Kimball is a city in Stearns County, United States. The population was 762 at the 2010 census, it is part of the St. Cloud Metropolitan Statistical Area. A post office called Kimball has been in operation since 1887; the city was named for an early settler. Kimball contains one property listed on the National Register of Historic Places: the 1908 Kimball City Hall. According to the United States Census Bureau, the city has a total area of 1.51 square miles, all of it land. Minnesota State Highways 15, 24, 55 are the main routes in the community; as of the census of 2010, there were 762 people, 310 households, 191 families living in the city. The population density was 504.6 inhabitants per square mile. There were 336 housing units at an average density of 222.5 per square mile. The racial makeup of the city was 96.9% White, 0.5% African American, 0.1% Native American, 0.3% Asian, 0.3% from other races, 2.0% from two or more races. Hispanic or Latino of any race were 1.0% of the population. There were 310 households of which 34.2% had children under the age of 18 living with them, 49.7% were married couples living together, 7.7% had a female householder with no husband present, 4.2% had a male householder with no wife present, 38.4% were non-families.
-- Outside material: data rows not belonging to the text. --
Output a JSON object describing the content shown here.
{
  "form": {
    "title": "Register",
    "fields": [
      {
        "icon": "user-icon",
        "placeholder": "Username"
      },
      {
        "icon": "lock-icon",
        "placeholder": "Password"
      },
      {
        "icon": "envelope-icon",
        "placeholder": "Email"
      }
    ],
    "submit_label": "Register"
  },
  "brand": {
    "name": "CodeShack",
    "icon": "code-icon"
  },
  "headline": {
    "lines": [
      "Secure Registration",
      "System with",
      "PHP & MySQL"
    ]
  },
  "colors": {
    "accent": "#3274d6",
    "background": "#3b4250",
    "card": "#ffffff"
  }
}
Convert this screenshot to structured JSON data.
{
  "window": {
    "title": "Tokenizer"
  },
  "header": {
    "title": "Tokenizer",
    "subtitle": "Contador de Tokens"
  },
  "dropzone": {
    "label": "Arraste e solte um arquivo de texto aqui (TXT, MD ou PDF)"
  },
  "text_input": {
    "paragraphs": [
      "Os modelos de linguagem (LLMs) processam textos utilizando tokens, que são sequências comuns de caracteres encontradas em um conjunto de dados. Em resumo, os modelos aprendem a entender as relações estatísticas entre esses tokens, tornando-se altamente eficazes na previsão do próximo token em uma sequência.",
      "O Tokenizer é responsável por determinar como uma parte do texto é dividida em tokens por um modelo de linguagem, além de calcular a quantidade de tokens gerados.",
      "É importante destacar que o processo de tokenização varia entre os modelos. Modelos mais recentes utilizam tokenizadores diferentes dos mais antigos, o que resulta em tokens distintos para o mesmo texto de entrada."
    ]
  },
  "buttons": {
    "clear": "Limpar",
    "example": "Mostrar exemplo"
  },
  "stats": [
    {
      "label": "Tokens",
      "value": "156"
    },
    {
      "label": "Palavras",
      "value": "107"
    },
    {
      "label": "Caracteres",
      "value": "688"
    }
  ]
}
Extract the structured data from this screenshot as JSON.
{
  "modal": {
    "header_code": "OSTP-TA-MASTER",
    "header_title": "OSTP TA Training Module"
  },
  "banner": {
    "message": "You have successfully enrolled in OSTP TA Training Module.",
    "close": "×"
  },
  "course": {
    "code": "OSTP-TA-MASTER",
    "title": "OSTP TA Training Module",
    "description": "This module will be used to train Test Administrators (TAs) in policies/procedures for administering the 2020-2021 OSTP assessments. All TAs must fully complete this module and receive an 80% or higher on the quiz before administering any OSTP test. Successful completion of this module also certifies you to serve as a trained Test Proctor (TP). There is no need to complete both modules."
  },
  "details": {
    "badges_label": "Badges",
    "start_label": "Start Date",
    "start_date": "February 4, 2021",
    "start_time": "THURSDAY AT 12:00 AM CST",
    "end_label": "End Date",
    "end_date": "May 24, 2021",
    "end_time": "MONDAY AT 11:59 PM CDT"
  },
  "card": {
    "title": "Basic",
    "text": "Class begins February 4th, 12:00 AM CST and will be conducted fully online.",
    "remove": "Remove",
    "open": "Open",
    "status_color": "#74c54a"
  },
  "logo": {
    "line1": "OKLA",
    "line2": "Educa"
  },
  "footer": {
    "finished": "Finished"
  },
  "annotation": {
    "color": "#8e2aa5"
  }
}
30.3% of all households were made up of individuals and 11.9% had someone living alone, 65 years of age or older. The average household size was 2.40 and the average family size was 3.04. The median age in the city was 32.2 years. 25.9% of residents were under the age of 18. The gender makeup of the city was 51.6 % female. As of the census of 2000, there were 635 people, 262 households, 165 families living in the city; the population density was 459.0 people per square mile. There were 280 housing units at an average density of 202.4 per square mile. The racial makeup of the city was 97.64% White, 0.16% African American, 0.63% Native American, 0.94% Asian, 0.63% from two or more races. Hispanic or Latino of any race were 1.57% of the population. 53.5% were of German, 9.0% Irish, 7.6% Swedish and 6.1% Norwegian ancestry according to Census 2000. There were 262 households out of which 30.5% had children under the age of 18 living with them, 45.0% were married couples living together, 10.3% had a female householder with no husband present, 37.0% were non-families.
31.7% of all households were made up of individuals and 17.2% had someone living alone, 65 years of age or older. The average household size was 2.39 and the average family size was 3.01 In the city, the population was spread out with 26.9% under the age of 18, 10.6% from 18 to 24, 27.6% from 25 to 44, 18.6% from 45 to 64, 16.4% who were 65 years of age or older. The median age was 33 years. For every 100 females, there were 89.0 males. For every 100 females age 18 and over, there were 87.9 males. The median income for a household in the city was $34,219, the median income for a family was $40,455. Males had a median income of $28,125 versus $21,875 for females; the per capita income for the city was $16,971. About 5.9% of families and 9.1% of the population were below the poverty line, including 8.6% of those under age 18 and 14.4% of those age 65 or over. City website